Michael Brown Sr., whose son’s death in Ferguson, Missouri by a police officer sparked a wave of protests in the Bay Area and around the country, met with hundreds of San Francisco high school students from across The City Monday evening to discuss issues regarding race and society.
Cepheus Johnson, known to the community as Uncle Bobby, is the uncle of Oscar Grant III, who was shot and killed by police in Oakland, and also spoke with students who gathered after classes let out for the day at Mission High School.
The student forum was held by Mission High School’s Black Student Union in conjunction with the NAACP. The forum was held in a crowded auditorium with large banners that read, “I can’t breathe” and “black lives matter all lives matter.”
A question-and-answer session was held with Brown Sr., Johnson and religious leaders in the community. Afterwards, the president of Mission High School’s Black Student Union, 16-year-old Hatim Mansori, listed actions that the students want to see implemented to protect the lives of people in San Francisco.
Mansori said that in the event of a police shooting a special prosecutor must be involved and that within San Francisco Police Department de-escalation policies, sensitivity training and local hiring should be prioritized. He said the “tragic unjust killings and failure to arrest people” has finally brought everyone to their feet:
“It just goes to show how much people care when power is corrupted.”
Many students asked the panel of speakers what they could do to help and ensure that both the lives and deaths of Michael Brown and Oscar Grant are remembered and honored. Other students expressed their frustration about inequality and wanted to know what was needed to see change in their community.
The Rev. Amos Brown spoke with students at the forum and urged those who are upset about racial inequality and police brutality to register to vote when they turn 18, reminding students that juries are comprised of registered voters.
Michael Brown Sr. encouraged students to stay in school and remember that by making art and music about their personal struggles and the struggles of others they can express themselves and make change.
Eric Guthertz, principal of Mission High School, also spoke to students, urging them to “think deeply” and the take action in a peaceful, respectful and collaborative way.
One student, a junior in high school, who spoke at the forum, said his brother, 16-year-old Richmond resident Leonard Bradley, was fatally shot in San Pablo in 2009 by a police officer.
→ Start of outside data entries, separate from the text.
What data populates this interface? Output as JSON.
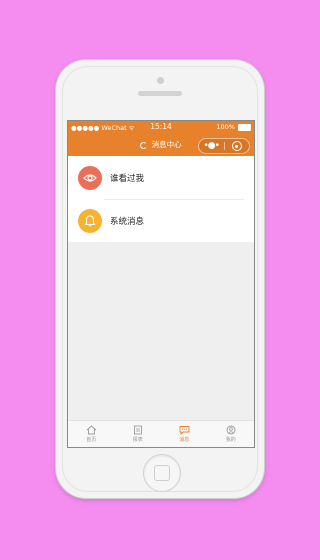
{
  "status_bar": {
    "carrier": "●●●●● WeChat",
    "time": "15:14",
    "battery": "100%"
  },
  "nav": {
    "title": "消息中心",
    "more_icon": "more-dots-icon",
    "close_icon": "target-close-icon"
  },
  "list": {
    "items": [
      {
        "label": "谁看过我",
        "icon": "eye-icon",
        "color": "#ea6f57"
      },
      {
        "label": "系统消息",
        "icon": "bell-icon",
        "color": "#f6b331"
      }
    ]
  },
  "tabs": [
    {
      "label": "首页",
      "icon": "home-icon",
      "active": false
    },
    {
      "label": "报表",
      "icon": "report-icon",
      "active": false
    },
    {
      "label": "消息",
      "icon": "message-icon",
      "active": true
    },
    {
      "label": "我的",
      "icon": "user-icon",
      "active": false
    }
  ],
  "colors": {
    "accent": "#e8812c",
    "background": "#f58df0",
    "tab_active": "#e8812c",
    "tab_inactive": "#9a9a9a"
  }
}
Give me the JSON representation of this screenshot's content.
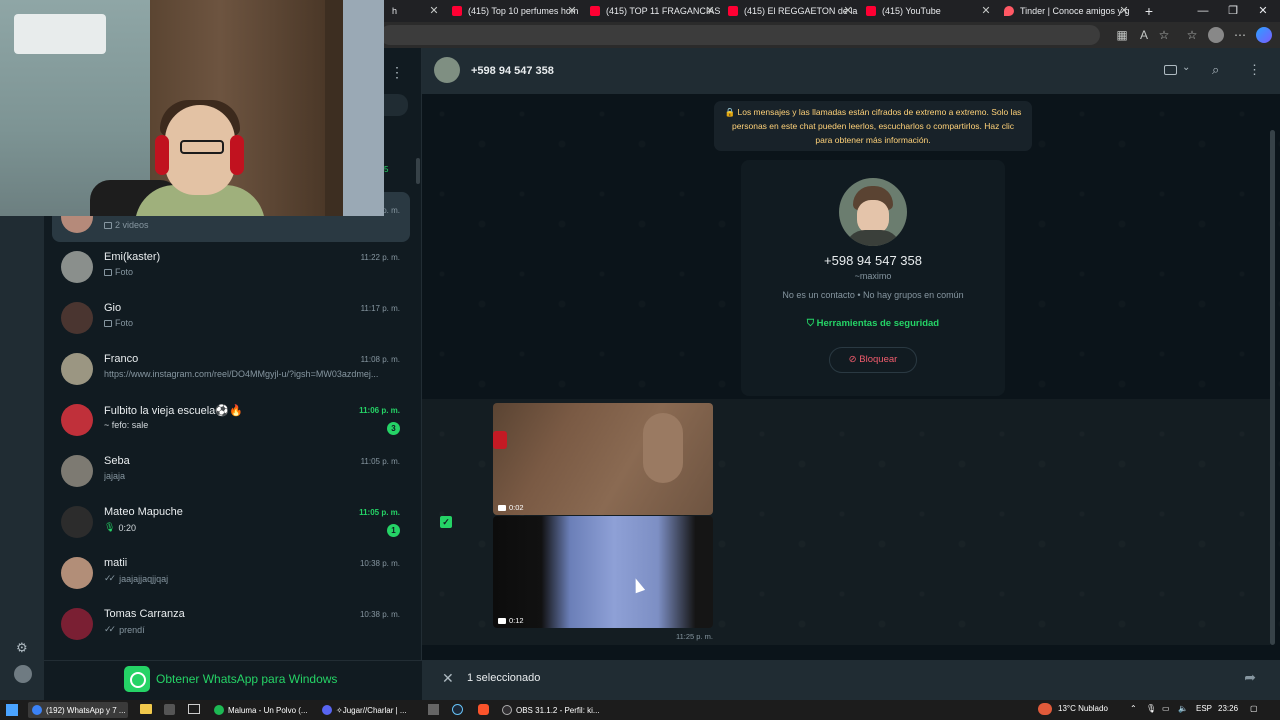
{
  "browser": {
    "tabs": [
      {
        "label": "h",
        "icon": "none"
      },
      {
        "label": "(415) Top 10 perfumes hom",
        "icon": "youtube-icon"
      },
      {
        "label": "(415) TOP 11 FRAGANCIAS",
        "icon": "youtube-icon"
      },
      {
        "label": "(415) El REGGAETON de la",
        "icon": "youtube-icon"
      },
      {
        "label": "(415) YouTube",
        "icon": "youtube-icon"
      },
      {
        "label": "Tinder | Conoce amigos y g",
        "icon": "tinder-icon"
      }
    ],
    "new_tab": "+",
    "close_glyph": "✕",
    "window_controls": [
      "—",
      "❐",
      "✕"
    ]
  },
  "chats": [
    {
      "name": "",
      "preview": "2 videos",
      "preview_icon": "picture-icon",
      "time": "p. m.",
      "unread": "",
      "selected": true
    },
    {
      "name": "Emi(kaster)",
      "preview": "Foto",
      "preview_icon": "picture-icon",
      "time": "11:22 p. m.",
      "unread": ""
    },
    {
      "name": "Gio",
      "preview": "Foto",
      "preview_icon": "picture-icon",
      "time": "11:17 p. m.",
      "unread": ""
    },
    {
      "name": "Franco",
      "preview": "https://www.instagram.com/reel/DO4MMgyjl-u/?igsh=MW03azdmej...",
      "preview_icon": "",
      "time": "11:08 p. m.",
      "unread": ""
    },
    {
      "name": "Fulbito la vieja escuela⚽🔥",
      "preview": "~ fefo: sale",
      "preview_icon": "",
      "time": "11:06 p. m.",
      "unread": "3"
    },
    {
      "name": "Seba",
      "preview": "jajaja",
      "preview_icon": "",
      "time": "11:05 p. m.",
      "unread": ""
    },
    {
      "name": "Mateo Mapuche",
      "preview": "0:20",
      "preview_icon": "mic-icon",
      "time": "11:05 p. m.",
      "unread": "1"
    },
    {
      "name": "matii",
      "preview": "jaajajjaqjjqaj",
      "preview_icon": "double-tick-icon",
      "time": "10:38 p. m.",
      "unread": ""
    },
    {
      "name": "Tomas Carranza",
      "preview": "prendí",
      "preview_icon": "double-tick-icon",
      "time": "10:38 p. m.",
      "unread": ""
    }
  ],
  "left_badge": "5",
  "cta": {
    "label": "Obtener WhatsApp para Windows"
  },
  "header": {
    "phone": "+598 94 547 358"
  },
  "encryption_notice": "🔒 Los mensajes y las llamadas están cifrados de extremo a extremo. Solo las personas en este chat pueden leerlos, escucharlos o compartirlos. Haz clic para obtener más información.",
  "contact_card": {
    "phone": "+598 94 547 358",
    "alias": "~maximo",
    "info": "No es un contacto • No hay grupos en común",
    "security_tools": "Herramientas de seguridad",
    "block": "Bloquear"
  },
  "videos": [
    {
      "duration": "0:02"
    },
    {
      "duration": "0:12"
    }
  ],
  "message_time": "11:25 p. m.",
  "selection": {
    "count_label": "1 seleccionado"
  },
  "taskbar": {
    "apps": [
      {
        "label": "(192) WhatsApp y 7 ...",
        "color": "#3b82f6"
      },
      {
        "label": "Maluma - Un Polvo (...",
        "color": "#1db954"
      },
      {
        "label": "✧Jugar//Charlar | ...",
        "color": "#5865f2"
      },
      {
        "label": "OBS 31.1.2 - Perfil: ki...",
        "color": "#302e31"
      }
    ],
    "weather": "13°C  Nublado",
    "lang": "ESP",
    "clock": "23:26"
  },
  "colors": {
    "accent": "#25d366",
    "danger": "#f15c6d",
    "notice": "#ffd279"
  }
}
He said his brother was unarmed at the time and the coroner’s report indicated he had been shot five times by the officer.
He said it hurt to lose his brother but that it hurts more to know “that they continue to do it, as if our lives don’t matter, but our lives do matter.”
Before the students and panel dispersed, a group of students lay on the floor of the stage representing those who have been killed by police and urging students to keep up the fight for equality and justice.
During the student performance, performers chanted, “I can’t breathe” representing those who had been killed and in response, those in the auditorium chanted, “We’ll breathe for you.”